Ridley has written three books for adults, five adults stage plays, and five plays for young people: Karamazoo, Fairytaleheart, Moonfleeve, Sparkleshark, and Brokenville. Some of his children's books include Scribbleboy, Kasper in the Glitter, Mighty Fizz Chilla, ZinderZunder, Vinegar Street, and Krindlekraz, many of which have won awards or been nominated. Lastly, Ridley is a photographer, his photos having been on books and in exhibits. Truly a jack of all trades, Ridley is an author who should never be forgotten.

Illustrator of the Week - Judy Schachner

That's right, Judy Schachner, well-known author and illustrator of the SkippyJon Jones series. Just was born on in 1951 in Massachusetts. Self proclaimed as a poor shy girl, Judy turned to artwork to express herself. After all, there was always a pencil at school. In 1969, she attened Massachusetts College of Art and then began her career designing Hallmark cards. She hated the job so much that she wanted to quit painting altogether, but her husband convinced her to try her hand at children's books.
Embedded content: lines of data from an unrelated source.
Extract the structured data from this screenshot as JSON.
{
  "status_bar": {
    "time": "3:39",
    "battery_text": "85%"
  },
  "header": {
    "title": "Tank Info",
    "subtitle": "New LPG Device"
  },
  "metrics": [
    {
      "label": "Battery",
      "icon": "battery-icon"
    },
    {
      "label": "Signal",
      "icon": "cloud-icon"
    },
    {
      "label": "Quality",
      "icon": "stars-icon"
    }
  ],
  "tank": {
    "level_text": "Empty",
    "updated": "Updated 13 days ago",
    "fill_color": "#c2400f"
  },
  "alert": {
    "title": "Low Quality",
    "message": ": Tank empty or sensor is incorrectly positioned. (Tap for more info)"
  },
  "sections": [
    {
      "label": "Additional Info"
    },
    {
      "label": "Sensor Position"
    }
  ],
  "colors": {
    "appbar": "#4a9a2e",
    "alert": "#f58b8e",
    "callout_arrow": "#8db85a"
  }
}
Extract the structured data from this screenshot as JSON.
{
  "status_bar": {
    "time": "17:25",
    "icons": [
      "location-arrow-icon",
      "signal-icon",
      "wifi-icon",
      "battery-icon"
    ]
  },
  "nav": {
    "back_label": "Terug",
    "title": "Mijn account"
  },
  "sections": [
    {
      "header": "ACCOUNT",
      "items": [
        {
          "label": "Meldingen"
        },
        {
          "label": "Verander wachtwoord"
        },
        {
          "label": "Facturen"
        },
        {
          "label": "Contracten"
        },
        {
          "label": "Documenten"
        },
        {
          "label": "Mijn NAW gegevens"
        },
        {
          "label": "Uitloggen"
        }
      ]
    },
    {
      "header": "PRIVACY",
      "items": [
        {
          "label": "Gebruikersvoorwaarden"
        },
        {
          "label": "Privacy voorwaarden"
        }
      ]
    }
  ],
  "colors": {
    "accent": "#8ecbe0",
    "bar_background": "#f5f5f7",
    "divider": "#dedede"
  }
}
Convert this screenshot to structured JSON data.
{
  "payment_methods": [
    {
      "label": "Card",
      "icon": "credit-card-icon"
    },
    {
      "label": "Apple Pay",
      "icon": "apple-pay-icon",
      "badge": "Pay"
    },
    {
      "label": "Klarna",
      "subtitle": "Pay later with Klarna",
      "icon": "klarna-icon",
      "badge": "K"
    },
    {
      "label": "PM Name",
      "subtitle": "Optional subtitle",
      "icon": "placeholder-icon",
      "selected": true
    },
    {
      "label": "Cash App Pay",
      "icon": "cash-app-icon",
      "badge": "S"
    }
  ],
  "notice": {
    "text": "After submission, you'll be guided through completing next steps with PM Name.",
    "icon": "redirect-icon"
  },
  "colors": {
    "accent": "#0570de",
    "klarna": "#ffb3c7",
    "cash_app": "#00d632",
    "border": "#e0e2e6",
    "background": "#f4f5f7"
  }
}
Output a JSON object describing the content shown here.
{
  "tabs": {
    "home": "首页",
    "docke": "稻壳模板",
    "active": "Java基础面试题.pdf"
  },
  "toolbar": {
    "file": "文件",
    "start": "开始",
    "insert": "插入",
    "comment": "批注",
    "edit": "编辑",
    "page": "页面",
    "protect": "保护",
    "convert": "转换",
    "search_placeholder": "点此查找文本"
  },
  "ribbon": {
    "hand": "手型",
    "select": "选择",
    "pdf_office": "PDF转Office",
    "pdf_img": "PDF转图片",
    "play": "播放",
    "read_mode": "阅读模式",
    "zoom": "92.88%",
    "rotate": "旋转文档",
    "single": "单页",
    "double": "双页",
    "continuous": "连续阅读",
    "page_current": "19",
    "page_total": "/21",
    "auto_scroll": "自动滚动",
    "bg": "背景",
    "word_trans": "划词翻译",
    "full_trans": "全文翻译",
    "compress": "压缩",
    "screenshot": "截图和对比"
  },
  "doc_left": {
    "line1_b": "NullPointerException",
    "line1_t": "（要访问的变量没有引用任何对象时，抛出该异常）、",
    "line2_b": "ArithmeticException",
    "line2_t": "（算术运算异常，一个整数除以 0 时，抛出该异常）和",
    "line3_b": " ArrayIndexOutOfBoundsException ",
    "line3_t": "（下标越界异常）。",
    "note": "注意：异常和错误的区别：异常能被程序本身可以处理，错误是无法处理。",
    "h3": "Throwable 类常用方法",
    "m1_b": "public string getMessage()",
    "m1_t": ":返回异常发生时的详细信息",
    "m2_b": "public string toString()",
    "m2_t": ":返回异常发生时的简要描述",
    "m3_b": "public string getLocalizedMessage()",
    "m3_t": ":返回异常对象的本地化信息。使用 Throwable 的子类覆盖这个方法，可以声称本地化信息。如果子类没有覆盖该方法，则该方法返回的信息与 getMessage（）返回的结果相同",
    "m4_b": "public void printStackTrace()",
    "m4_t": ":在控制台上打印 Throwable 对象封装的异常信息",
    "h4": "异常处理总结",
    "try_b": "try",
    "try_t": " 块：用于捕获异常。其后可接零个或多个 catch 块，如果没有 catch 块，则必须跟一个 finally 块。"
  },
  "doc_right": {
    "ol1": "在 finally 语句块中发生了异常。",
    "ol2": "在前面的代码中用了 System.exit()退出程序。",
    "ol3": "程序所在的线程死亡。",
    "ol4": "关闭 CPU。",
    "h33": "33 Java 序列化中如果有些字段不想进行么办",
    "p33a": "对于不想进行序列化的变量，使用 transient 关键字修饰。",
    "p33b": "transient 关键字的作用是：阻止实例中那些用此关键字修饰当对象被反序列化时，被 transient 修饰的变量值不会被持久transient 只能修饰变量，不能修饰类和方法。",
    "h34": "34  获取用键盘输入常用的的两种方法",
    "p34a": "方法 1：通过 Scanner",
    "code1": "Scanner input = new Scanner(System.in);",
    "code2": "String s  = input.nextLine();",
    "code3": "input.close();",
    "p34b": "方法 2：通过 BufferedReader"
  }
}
In 1995, she wrote and illustrated her first picture book, Willy and May. She went on to illustrate I Know An Old Lady Who Swallowed a Pie, Mr. Emerson's Cook, How the Cat Swallowed Thunder, and the very popular SkippyJon Jones series.